Identify germline genetic variants, environmental risk factors and gene-by-environment interactions that are associated with cancer risks using non-linear machine learning models

Principal Investigator: Mr Baikang Pei
Approved Research ID: 60176
Approval date: August 18th 2020

Lay summary

Cancers are complex diseases caused by gene mutations, which are induced by both environmental factors and an individual's genetic background. Discovery of environmental and genetic risk factors contributing to cancer development will help us understand the cancer mechanisms and provide insights into the preventive treatments. So far, hundreds of genetic mutations and a few environmental factors have been found to be associated with cancer risks in a manner of linear relationships. However, few studies have focused on non-linear relationships between cancer and risk factors or higher-order interactions between genetic and environmental risk factors due to the lack of efficient models.

In this research project, we aim to build machine learning models to study the non-linear association between cancers and risk factors including environmental factors such as lifestyle, genetic mutations, and the genotype-by-environment interactions genome-widely. We would identify the genetic mutations in the whole genome, environmental factors and biomarker features that are best to predict cancer risks. We would also compare our results to linear models to elaborate on the different relationship models among genotypes, environment, and phenotypes.

If finished successfully, we expect our findings would complement the results from the previous linear models. Our non-linear machine learning models may identify novel cancer risk factors and predict individuals with high cancer risks that would be neglected by the linear models.

A patient is predicted as being at high risk of cancer can undertake preventive measures such as controlling some baseline indices or changing of lifestyle to lower his or her chance of getting cancer in the future.

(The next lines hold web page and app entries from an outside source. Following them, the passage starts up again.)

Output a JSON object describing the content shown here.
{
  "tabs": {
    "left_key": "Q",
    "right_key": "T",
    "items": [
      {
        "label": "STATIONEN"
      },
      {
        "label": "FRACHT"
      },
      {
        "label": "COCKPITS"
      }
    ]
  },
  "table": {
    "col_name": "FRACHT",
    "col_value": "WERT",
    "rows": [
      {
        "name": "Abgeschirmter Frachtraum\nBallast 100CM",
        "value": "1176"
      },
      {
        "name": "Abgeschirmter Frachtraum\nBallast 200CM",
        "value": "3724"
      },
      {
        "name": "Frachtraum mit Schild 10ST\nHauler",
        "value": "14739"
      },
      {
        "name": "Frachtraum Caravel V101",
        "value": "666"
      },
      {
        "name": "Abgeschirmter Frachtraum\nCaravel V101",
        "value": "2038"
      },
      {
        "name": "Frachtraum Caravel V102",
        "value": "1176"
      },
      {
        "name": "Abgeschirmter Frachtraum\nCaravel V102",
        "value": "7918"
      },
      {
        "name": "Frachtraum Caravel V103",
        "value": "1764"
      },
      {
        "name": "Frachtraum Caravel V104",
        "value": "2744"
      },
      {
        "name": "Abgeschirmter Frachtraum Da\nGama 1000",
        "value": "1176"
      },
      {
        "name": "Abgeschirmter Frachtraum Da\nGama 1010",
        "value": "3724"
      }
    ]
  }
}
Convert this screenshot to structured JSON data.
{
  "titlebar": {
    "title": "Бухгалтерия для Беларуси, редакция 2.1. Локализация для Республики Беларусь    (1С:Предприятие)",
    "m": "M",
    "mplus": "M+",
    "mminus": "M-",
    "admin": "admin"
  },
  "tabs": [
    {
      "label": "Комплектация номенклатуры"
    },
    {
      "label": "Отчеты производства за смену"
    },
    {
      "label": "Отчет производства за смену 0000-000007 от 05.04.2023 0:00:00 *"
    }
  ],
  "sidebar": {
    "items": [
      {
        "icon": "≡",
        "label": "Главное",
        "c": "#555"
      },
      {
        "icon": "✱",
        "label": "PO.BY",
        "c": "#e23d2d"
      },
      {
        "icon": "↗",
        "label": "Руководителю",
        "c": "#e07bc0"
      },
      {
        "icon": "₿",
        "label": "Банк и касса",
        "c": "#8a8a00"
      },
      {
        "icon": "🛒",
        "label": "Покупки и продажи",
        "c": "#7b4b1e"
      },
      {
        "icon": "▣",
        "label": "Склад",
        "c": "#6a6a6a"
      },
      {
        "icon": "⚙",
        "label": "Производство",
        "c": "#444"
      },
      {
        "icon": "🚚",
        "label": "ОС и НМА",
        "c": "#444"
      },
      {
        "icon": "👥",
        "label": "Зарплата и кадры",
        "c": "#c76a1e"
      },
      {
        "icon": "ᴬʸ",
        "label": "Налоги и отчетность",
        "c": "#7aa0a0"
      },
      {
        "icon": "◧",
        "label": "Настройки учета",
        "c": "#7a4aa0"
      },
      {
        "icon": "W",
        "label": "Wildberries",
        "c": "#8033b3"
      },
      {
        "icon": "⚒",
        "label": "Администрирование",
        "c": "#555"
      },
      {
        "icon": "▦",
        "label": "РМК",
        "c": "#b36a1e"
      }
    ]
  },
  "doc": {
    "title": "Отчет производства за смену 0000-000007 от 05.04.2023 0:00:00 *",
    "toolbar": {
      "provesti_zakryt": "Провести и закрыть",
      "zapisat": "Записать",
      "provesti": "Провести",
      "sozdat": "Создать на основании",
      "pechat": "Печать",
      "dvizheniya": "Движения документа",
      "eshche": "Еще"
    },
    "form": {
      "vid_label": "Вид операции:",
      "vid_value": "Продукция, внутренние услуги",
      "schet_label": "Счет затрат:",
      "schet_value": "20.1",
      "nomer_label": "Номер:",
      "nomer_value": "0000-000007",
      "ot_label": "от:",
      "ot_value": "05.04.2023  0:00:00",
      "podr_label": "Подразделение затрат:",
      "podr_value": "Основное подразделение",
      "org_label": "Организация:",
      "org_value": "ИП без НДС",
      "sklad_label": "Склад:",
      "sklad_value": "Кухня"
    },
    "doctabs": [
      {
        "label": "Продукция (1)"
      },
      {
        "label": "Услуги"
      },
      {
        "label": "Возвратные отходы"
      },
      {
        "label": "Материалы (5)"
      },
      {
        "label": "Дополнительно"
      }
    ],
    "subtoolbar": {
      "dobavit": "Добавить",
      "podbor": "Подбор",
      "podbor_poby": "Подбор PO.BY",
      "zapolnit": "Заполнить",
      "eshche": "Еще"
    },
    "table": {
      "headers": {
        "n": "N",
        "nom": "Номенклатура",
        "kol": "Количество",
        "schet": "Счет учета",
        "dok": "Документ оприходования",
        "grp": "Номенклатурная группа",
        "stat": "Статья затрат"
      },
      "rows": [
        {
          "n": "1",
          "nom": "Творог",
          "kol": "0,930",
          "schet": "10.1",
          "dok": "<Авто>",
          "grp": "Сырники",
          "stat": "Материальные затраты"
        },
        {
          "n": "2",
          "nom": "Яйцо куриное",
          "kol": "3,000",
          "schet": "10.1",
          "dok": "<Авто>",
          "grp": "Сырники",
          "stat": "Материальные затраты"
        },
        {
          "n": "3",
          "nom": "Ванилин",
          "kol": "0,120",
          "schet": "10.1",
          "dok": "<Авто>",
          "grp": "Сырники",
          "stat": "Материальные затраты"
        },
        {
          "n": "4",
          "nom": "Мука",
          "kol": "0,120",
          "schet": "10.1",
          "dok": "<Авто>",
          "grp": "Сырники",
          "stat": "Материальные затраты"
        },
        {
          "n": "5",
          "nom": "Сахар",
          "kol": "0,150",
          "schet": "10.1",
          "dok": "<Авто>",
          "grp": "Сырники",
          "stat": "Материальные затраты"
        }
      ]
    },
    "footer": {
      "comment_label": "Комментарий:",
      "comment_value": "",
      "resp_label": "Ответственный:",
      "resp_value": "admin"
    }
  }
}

We estimate this study would take up to two years for 2 full-time staff.